John Jesse Merrill, Co. D, 7th Pennsylvania Reserves

Exact newspaper source unknown, but probably from Milton, Pennsylvania.

General Jesse Merrill.

Jesse Merrill

General John Jesse Merrill died at his home in Lock Haven on Saturday night last, of paralysis.  General Merrill was born in New Berlin and was a son of the late James Merrill and was sixty five years old.  He studied law with Hon. W. C. Lawson of Milton and located to Lock Haven.  During the Civil War he enlisted as a member of Company D, Seventh Pennsylvania Reserves, and was detailed for duty in the signal corps.  In 1862 he organized the signal service army of Ohio, of which he took command shortly after.  He also served on the staffs of Generals Buell, Rosecrans and Thomas.  In 1871 he was appointed by Governor Geary Major General of the National Guard of Pennsylvania.  While serving in the latter position he had charge of the Eleventh Division, which he called out to quell the Williamsport riots in 1872.

He was married in 1866 to Miss Julia Duncan McCleery, sister of Col. John P. McCleery.  Mrs. Merrill died about five years ago.  The deceased enjoyed a large practice in Clinton county, and was at one time postmaster of Lock Haven.  He was buried at Milton on Tuesday.


General Jesse Merrill was born in New Berlin, Union county.
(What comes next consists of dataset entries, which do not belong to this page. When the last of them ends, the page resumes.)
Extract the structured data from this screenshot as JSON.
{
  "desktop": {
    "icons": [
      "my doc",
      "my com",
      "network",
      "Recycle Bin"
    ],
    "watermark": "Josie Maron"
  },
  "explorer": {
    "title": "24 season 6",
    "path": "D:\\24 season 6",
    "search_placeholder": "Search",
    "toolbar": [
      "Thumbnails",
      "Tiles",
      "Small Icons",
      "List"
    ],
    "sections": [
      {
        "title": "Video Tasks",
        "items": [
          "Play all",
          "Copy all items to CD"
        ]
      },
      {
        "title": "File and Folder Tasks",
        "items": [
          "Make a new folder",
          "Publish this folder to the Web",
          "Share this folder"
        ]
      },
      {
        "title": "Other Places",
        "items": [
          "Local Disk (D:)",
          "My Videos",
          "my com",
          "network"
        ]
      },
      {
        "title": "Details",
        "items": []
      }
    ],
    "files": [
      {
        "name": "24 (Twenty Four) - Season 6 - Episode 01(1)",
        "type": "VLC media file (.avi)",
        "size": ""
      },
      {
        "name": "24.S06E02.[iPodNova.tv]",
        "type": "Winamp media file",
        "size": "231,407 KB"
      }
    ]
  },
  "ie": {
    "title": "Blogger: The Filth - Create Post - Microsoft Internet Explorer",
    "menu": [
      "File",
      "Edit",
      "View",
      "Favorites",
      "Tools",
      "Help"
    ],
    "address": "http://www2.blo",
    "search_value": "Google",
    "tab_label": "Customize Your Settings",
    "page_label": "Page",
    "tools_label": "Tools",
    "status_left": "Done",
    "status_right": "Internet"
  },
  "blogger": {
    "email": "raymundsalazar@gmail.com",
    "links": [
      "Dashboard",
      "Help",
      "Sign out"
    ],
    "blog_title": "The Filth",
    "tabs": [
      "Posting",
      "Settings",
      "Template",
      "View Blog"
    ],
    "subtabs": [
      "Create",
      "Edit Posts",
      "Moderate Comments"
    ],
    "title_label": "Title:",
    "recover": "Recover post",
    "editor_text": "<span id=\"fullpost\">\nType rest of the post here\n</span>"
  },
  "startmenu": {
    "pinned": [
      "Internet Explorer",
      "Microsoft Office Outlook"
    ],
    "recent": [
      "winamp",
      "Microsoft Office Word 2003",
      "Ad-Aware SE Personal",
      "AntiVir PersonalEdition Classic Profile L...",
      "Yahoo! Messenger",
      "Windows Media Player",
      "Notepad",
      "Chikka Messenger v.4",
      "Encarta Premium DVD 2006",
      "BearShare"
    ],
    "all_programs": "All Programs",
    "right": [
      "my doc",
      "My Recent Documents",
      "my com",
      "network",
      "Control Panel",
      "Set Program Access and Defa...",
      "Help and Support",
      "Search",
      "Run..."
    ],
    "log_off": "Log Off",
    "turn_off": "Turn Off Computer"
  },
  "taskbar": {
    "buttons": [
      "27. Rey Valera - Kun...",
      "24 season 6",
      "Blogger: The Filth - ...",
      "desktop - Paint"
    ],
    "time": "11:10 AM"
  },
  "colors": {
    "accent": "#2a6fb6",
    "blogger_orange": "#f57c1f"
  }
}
Pa., March 28th, 1836. He is a son of James Merrill, who was a prominent
lawyer of Union county, and a member of the Pennsylvania constitutional convention of 1838. The subject of this sketch attended the public schools of New Berlin until he reached his sixteenth year. He then spent one year at the Tuscarora academy, in Juniata county. Pa., after which he began teaching school, and followed the profession for about four years. He then began the study of law with his brother at New Berlin. The following year he entered the law office of Lawson & Brown, at Milton, Pa., where he remained at his studies until 1869, when he was admitted to practice law in the courts of Northumberland county, Pa. He shortly afterwards came to Lock Haven, where he has remained ever since. General Merrill enlisted in Company D, Pennsylvania Volunteers, in the spring of 1861, and received a commission as second lieutenant. In the fall of the same year he was detailed for duty in the signal service corps. When the signal corps was organized as a separate branch of the service, he was transferred from his company with the rank of captain. In January, 1863, he was appointed to organize the signal service in the army of the Ohio, and he took command the following spring. By virtue of his position as signal officer. Captain Merrill was on the staff of Generals Buell, Rosecrans and Thomas, as they in succession commanded the army of the Ohio, which afterwards became the army of the Cumberland. In the fall of 1864 he went East on a sick leave, and was soon after assigned to duties in the army of the Potomac and James, and later to the department at the South, where he had his headquarters at Hilton Head, South Carolina. Here he remained until mustered out of service, in October, 1865. It was at this time that he was brevetted major by President Johnson for long, faithful and meritorious services. He returned to Lock Haven in November, 1865, and resumed the practice of law. In April, 1871, he was appointed major-general of the National Guard of Pennsylvania by Governor Geary. It was during his term as commander that the 11th Division was called out to quell the riot at Williamsport. In 1880 General Merrill received the Republican nomination for assembly, but was defeated by S. Woods Caldwell, the Democratic nominee.1

John Jesse Merrill (1838-1899) Find a Grave Memorial

City Letter Carrier at USPS | | Website | + posts

Currently a resident of Burke, Virginia - I'm originally from the City of Philadelphia, Pennsylvania. I have been a student of the Pennsylvania Reserves since 1997 and thoroughly enjoy telling their story. By trade I'm a former IT Professional but presently working as a Letter Carrier for the United States Postal Service.

  1. Past & Present of Clinton County, J. Milton Furey, Lock Haven, Pa. Williamsport, PA; Pennsylvania Grit Printing House, 1892, p197-8.